Copy out the full set of records. Keep every word the same.

*** Opening of Data extract ***

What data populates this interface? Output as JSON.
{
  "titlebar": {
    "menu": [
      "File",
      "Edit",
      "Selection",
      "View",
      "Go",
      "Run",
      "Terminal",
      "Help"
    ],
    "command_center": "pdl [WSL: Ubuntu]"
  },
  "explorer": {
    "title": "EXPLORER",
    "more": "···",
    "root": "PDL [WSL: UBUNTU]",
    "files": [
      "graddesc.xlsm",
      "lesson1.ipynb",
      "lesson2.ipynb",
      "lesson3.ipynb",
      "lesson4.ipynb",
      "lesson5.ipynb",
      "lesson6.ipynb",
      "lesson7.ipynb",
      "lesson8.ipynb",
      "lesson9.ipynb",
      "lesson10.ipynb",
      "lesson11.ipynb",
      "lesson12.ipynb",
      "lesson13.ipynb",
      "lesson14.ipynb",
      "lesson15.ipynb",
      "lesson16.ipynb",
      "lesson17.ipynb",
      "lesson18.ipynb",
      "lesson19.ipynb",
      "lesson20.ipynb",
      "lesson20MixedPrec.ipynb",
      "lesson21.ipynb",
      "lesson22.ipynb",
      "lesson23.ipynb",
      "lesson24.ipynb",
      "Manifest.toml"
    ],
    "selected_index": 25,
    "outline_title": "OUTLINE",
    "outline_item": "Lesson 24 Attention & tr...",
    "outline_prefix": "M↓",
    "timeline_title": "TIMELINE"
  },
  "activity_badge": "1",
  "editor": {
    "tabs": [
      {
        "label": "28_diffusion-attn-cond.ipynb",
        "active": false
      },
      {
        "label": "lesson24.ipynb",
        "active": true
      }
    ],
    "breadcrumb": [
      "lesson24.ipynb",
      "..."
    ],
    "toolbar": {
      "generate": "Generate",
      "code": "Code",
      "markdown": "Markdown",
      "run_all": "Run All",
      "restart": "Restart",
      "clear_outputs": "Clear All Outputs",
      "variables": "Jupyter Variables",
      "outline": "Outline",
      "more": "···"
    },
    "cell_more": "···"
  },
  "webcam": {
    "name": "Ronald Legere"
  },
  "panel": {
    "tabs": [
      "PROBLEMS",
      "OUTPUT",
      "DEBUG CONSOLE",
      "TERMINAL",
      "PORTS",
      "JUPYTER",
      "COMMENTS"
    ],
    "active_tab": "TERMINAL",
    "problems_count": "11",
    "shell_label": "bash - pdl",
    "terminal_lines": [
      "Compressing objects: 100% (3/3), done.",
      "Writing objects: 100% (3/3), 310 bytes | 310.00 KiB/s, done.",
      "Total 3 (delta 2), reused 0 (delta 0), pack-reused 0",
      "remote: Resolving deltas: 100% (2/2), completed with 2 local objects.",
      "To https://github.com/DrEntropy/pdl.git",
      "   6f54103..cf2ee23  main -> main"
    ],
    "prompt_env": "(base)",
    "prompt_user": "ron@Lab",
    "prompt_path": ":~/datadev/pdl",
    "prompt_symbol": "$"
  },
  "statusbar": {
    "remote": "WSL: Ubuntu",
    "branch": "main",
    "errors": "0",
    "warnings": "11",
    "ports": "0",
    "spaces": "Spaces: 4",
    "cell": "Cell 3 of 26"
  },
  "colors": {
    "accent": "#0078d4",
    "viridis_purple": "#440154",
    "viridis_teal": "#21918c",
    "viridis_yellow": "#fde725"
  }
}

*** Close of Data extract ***

* [Written reply]:
What data populates this interface? Output as JSON.
{
  "titlebar": {
    "menu": [
      "File",
      "Edit",
      "Selection",
      "View",
      "Go",
      "Run",
      "Terminal",
      "Help"
    ],
    "command_center": "pdl [WSL: Ubuntu]"
  },
  "explorer": {
    "title": "EXPLORER",
    "more": "···",
    "root": "PDL [WSL: UBUNTU]",
    "files": [
      "graddesc.xlsm",
      "lesson1.ipynb",
      "lesson2.ipynb",
      "lesson3.ipynb",
      "lesson4.ipynb",
      "lesson5.ipynb",
      "lesson6.ipynb",
      "lesson7.ipynb",
      "lesson8.ipynb",
      "lesson9.ipynb",
      "lesson10.ipynb",
      "lesson11.ipynb",
      "lesson12.ipynb",
      "lesson13.ipynb",
      "lesson14.ipynb",
      "lesson15.ipynb",
      "lesson16.ipynb",
      "lesson17.ipynb",
      "lesson18.ipynb",
      "lesson19.ipynb",
      "lesson20.ipynb",
      "lesson20MixedPrec.ipynb",
      "lesson21.ipynb",
      "lesson22.ipynb",
      "lesson23.ipynb",
      "lesson24.ipynb",
      "Manifest.toml"
    ],
    "selected_index": 25,
    "outline_title": "OUTLINE",
    "outline_item": "Lesson 24 Attention & tr...",
    "outline_prefix": "M↓",
    "timeline_title": "TIMELINE"
  },
  "activity_badge": "1",
  "editor": {
    "tabs": [
      {
        "label": "28_diffusion-attn-cond.ipynb",
        "active": false
      },
      {
        "label": "lesson24.ipynb",
        "active": true
      }
    ],
    "breadcrumb": [
      "lesson24.ipynb",
      "..."
    ],
    "toolbar": {
      "generate": "Generate",
      "code": "Code",
      "markdown": "Markdown",
      "run_all": "Run All",
      "restart": "Restart",
      "clear_outputs": "Clear All Outputs",
      "variables": "Jupyter Variables",
      "outline": "Outline",
      "more": "···"
    },
    "cell_more": "···"
  },
  "webcam": {
    "name": "Ronald Legere"
  },
  "panel": {
    "tabs": [
      "PROBLEMS",
      "OUTPUT",
      "DEBUG CONSOLE",
      "TERMINAL",
      "PORTS",
      "JUPYTER",
      "COMMENTS"
    ],
    "active_tab": "TERMINAL",
    "problems_count": "11",
    "shell_label": "bash - pdl",
    "terminal_lines": [
      "Compressing objects: 100% (3/3), done.",
      "Writing objects: 100% (3/3), 310 bytes | 310.00 KiB/s, done.",
      "Total 3 (delta 2), reused 0 (delta 0), pack-reused 0",
      "remote: Resolving deltas: 100% (2/2), completed with 2 local objects.",
      "To https://github.com/DrEntropy/pdl.git",
      "   6f54103..cf2ee23  main -> main"
    ],
    "prompt_env": "(base)",
    "prompt_user": "ron@Lab",
    "prompt_path": ":~/datadev/pdl",
    "prompt_symbol": "$"
  },
  "statusbar": {
    "remote": "WSL: Ubuntu",
    "branch": "main",
    "errors": "0",
    "warnings": "11",
    "ports": "0",
    "spaces": "Spaces: 4",
    "cell": "Cell 3 of 26"
  },
  "colors": {
    "accent": "#0078d4",
    "viridis_purple": "#440154",
    "viridis_teal": "#21918c",
    "viridis_yellow": "#fde725"
  }
}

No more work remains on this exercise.